Lobbyists expect the revolving door from K Street to the White House to once again spin freely if Romney is elected. Several members of the GOP influence set already appear poised to take plum spots come January if the Romneys move into 1600 Pennsylvania Ave.
“Folks that have been out in the wilderness will be in the catbird seat in a Romney administration,” said Sheila Krumholz, executive director of the nonpartisan Center for Responsive Politics, which tracks lobbying and money in elections.
The Romney presidential campaign declined to comment on any hiring restrictions the former Massachusetts governor might impose on lobbyists, but K Street sources and government watchdogs agree a Romney administration — like his campaign and transition teams — would not be hostile to corporate lobbyists.
For example, Joel Kaplan, who is Facebook’s vice president for U.S. public policy, is leading the vice presidential transition, or “readiness” effort, for Rep. Paul Ryan (R-Wis.). And Republican K Streeters say campaign officials have privately given assurances that their résumés will be welcome.
That’s in contrast to policies President Barack Obama put in place in an executive order signed on the first day of his administration. Obama prohibited most federal registered lobbyists from joining his government, and he imposed new post-employment restrictions on his aides heading to influence jobs.
Even many K Street Democrats and progressive activists have criticized Obama’s ban for keeping good job candidates from serving in agencies while being a mostly symbolic gesture to limit the influence of corporate interests on officials.
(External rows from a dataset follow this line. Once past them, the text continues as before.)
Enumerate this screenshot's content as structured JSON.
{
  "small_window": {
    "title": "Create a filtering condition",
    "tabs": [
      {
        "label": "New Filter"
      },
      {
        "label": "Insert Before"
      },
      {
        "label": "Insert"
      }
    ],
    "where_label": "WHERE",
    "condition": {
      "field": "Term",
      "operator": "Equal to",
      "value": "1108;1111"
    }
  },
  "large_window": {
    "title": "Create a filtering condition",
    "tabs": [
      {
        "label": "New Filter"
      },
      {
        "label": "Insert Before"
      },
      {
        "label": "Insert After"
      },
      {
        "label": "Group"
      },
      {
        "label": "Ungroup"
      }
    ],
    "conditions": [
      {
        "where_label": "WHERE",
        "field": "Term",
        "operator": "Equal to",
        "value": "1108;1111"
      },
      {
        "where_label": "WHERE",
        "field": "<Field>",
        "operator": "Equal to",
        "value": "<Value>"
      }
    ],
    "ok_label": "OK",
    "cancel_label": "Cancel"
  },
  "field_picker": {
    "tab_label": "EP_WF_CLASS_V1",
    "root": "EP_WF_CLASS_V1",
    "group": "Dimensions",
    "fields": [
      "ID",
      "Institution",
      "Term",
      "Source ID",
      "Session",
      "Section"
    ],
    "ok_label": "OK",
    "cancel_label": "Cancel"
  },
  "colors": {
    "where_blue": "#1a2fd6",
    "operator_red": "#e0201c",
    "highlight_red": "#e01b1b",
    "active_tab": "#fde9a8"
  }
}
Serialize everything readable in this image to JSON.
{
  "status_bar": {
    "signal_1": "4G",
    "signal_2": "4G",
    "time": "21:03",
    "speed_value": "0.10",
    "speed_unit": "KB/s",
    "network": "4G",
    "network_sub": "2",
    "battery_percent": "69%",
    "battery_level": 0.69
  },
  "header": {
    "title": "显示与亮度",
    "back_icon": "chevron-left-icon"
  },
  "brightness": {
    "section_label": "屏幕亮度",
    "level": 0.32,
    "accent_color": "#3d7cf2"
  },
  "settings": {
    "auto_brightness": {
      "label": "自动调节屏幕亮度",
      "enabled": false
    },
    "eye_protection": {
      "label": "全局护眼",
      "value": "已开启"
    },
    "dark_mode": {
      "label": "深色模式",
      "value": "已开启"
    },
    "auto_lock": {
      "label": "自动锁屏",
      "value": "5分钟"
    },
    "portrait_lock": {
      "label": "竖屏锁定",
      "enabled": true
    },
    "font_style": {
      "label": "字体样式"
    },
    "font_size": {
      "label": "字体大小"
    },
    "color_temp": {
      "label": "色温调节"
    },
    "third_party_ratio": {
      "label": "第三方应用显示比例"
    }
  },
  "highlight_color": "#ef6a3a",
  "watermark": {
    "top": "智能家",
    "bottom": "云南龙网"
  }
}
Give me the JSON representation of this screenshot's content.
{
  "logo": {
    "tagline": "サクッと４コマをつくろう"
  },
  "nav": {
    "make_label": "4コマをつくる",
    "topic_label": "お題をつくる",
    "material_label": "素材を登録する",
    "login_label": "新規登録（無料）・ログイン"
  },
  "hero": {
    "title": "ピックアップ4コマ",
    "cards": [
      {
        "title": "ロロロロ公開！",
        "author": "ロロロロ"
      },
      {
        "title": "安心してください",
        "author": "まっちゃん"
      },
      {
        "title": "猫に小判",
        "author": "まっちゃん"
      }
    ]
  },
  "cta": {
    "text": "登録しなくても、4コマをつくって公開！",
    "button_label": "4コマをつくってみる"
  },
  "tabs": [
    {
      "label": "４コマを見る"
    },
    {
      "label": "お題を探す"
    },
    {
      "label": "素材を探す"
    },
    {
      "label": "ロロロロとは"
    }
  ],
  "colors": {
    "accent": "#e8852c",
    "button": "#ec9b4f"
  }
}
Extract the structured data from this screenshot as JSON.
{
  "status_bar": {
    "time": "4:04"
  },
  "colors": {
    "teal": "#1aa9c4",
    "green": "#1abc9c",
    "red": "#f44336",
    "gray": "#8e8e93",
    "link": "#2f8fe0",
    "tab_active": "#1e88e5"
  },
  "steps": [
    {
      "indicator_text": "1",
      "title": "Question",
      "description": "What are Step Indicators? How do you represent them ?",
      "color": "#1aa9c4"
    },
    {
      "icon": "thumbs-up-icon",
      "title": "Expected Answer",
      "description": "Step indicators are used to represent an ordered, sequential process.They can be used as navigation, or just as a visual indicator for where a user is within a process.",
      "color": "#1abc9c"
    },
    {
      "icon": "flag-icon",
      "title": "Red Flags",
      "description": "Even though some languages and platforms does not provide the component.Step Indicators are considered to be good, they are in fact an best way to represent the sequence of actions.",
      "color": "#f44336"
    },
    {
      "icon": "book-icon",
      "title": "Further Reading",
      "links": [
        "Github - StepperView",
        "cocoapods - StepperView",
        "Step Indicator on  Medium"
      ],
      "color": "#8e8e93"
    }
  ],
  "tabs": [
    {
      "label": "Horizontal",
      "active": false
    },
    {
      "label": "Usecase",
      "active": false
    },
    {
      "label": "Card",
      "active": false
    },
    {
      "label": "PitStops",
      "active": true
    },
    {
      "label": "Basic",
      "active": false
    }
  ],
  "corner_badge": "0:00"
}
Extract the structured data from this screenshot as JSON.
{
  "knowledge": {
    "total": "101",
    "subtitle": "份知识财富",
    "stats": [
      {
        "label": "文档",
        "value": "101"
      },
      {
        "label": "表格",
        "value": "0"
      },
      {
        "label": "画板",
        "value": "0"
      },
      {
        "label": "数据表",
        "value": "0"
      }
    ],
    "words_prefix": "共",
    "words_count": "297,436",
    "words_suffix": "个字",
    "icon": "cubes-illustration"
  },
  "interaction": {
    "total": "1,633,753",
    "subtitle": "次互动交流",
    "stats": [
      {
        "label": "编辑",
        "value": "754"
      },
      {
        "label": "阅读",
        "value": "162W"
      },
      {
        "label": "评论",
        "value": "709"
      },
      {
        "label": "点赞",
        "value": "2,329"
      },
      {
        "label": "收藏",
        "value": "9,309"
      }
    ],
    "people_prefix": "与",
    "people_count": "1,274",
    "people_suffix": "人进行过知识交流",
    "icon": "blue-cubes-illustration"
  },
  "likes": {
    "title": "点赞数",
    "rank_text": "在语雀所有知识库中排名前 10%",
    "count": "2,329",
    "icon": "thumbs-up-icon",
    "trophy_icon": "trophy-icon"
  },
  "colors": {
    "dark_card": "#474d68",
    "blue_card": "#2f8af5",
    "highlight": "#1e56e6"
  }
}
Obama also has granted waivers to some registered lobbyists, and he has brought on unregistered government relations professionals.
As a result, some lobbyists have branded Obama a hypocrite and complained that the president’s ban encouraged advocates to deregister, helping push lobbying into the shadows outside the realm of public disclosures.
“I don’t think the rule really does the job of keeping out the people who have the connections with the special interests,” said Joan Claybrook, former president of the liberal group Public Citizen. “As to the lobbyists for public interest organizations, those are the people who have had their finger in the dike and kept corporate America from decimating health, environmental and consumer regulatory programs — which Obama supports.”
She said Obama lost out on qualified appointees by keeping such individuals out of his administration.